Keeping it in the family, Akilah Weber running to replace mother Shirley Weber in State Assembly

Photo+courtesy+of+Akilah+Weber+for+State+Assembly.

Photo courtesy of Akilah Weber for State Assembly.

Photo courtesy of Akilah Weber for State Assembly.

by Jayne Yutig, Staff Writer

On Jan. 28, Gov. Gavin Newsom swore in Dr. Shirley Weber as California’s first Black secretary of state; leaving a vacant seat in California’s 79th Assembly district. Dr. Akilah Weber, Secretary Weber’s daughter, was in Sacramento watching her mother make history.

“My grandfather was a sharecropper. Had a sixth-grade education. Couldn’t read, or vote,” Akilah Weber said. “To have my mother be appointed, confirmed and sworn in as secretary of state has been huge. This moment has been absolutely historic for my family.”

Akilah Weber serves on the La Mesa City Council and is a practicing obstetrician/gynecologist at Rady Children’s Hospital and University of California San Diego. 

Weber said she is running for State Assembly to restore the health of California. Providing access to quality healthcare, education, combating food insecurity and fighting for social justice are Weber’s motivations for running for the seat.

Photo courtesy of Akilah Weber for State Assembly.
Photo courtesy of Akilah Weber for State Assembly.

“When you’re talking about ‘how do we make a person, community and state healthy?’ That’s why I decided to run,” Weber said. 

In 2018, an African American girl at Helix Charter High School was slammed to the concrete by a police officer. The incident was disturbing enough to move Weber to run for La Mesa City Council.

“That event went viral. The reaction – or lack thereof from our council at that time prompted me to run,” Weber said. 

After George Floyd’s death at the hands of a police officer in May 2020, Weber sat down with the Mayor of La Mesa, police leadership and City Council.

 “We have got to do something. We cannot continue to ignore what people have been saying for years. We have to act now,” Weber said to La Mesa city leaders.

Following a summer of protests and unrest in La Mesa – and across the nation – the City Council established a citizens’ police oversight task force. The formation of the task force was a long awaited solution aimed at transparency and improving police relations with the community.

Weber is hoping to bring this approach state-wide, focusing primarily on reducing disparities in health care. 

“There are so many things that play into one’s health that happens before anyone even reaches the clinic door or reaches the operating room,” Weber said.

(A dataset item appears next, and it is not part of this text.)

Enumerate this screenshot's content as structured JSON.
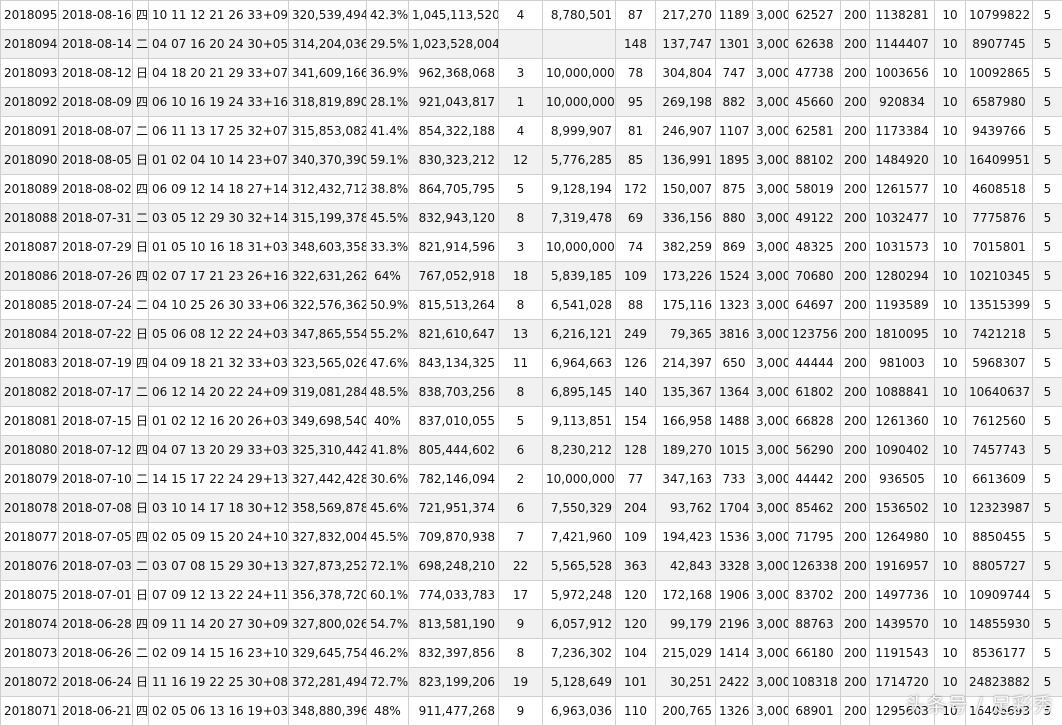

The health implications felt by California’s diverse communities across the state are dire, and only have gotten worse throughout the course of the pandemic. According to the State of California’s COVID-19 equity dashboard, Latino, Black and Pacific Islander communities are at a severely higher risk of infection and death. 

“We’ve seen the disparity in healthcare and the disparities in outcomes based on one’s access to healthcare,” Weber said. 

She explained most people who die from COVID-19 have preventable conditions but lack access to healthcare.

California continues to make strides in its vaccination strategy, with approximately 500,000 vaccinations administered, according to the State of California’s vaccination progress dashboard. However, communities of color that are at the highest risk of death from the coronavirus don’t trust vaccines. 

“As an African American physician, we’ve been tackling this ever since we knew the vaccine was going to come out,” Weber said. 

The biggest hurdle is addressing a long history of abuse and discrimination of marginalized communities by physicians and medical researchers.  

“Even in the realm of OB-GYN, which I am, Black women and Black slaves were used to figure out female anatomy,” Weber said. “There have been times in our history where the medical community has not done right by certain communities and by certain groups of people.” 

Weber took photos to share on her social media accounts to demystify the vaccination process. Weber said educating yourself on the truth about vaccines can help combat hesitancy or disinformation when speaking to loved ones.

“Acknowledging their feelings and what they believe. But, also hitting them with really hard facts about COVID-19, these new variants and at this point, lots of people have had the vaccine,” Weber said.

The breakthroughs made with vaccines have brought hope to San Diegans. Weber said she’s hopeful to regain a sense of normalcy. Recently, while looking at pictures Weber said she spent time contemplating the two baseball seasons her two young sons missed out on in the last year. 

Like so many Americans, Weber and her family miss the joyful, little things in life that have been lost in the pandemic. 

“These activities are very important in one’s upbringing and who you ultimately become. Things you think back on and remember,” Weber said. “I’m hopeful this has shone a spotlight on everyone, that we understand the things that are important, things we need to start focusing on and things we need to start cherishing.”

Weber is heading into the April 6 primary with the Democratic Party endorsement, winning 97% of the vote. Despite the party’s support in this special election, Weber is urging San Diego State students, faculty and staff to join the democratic process.

“This election will determine the legislator who will represent you and your area, making decisions about what is going on in terms of funding and resources that are going to funnel into your school and your community,” Weber said. “Once they’re in, these decisions that are made can have long-lasting impacts that can be very hard to change.”

Print Friendly, PDF & Email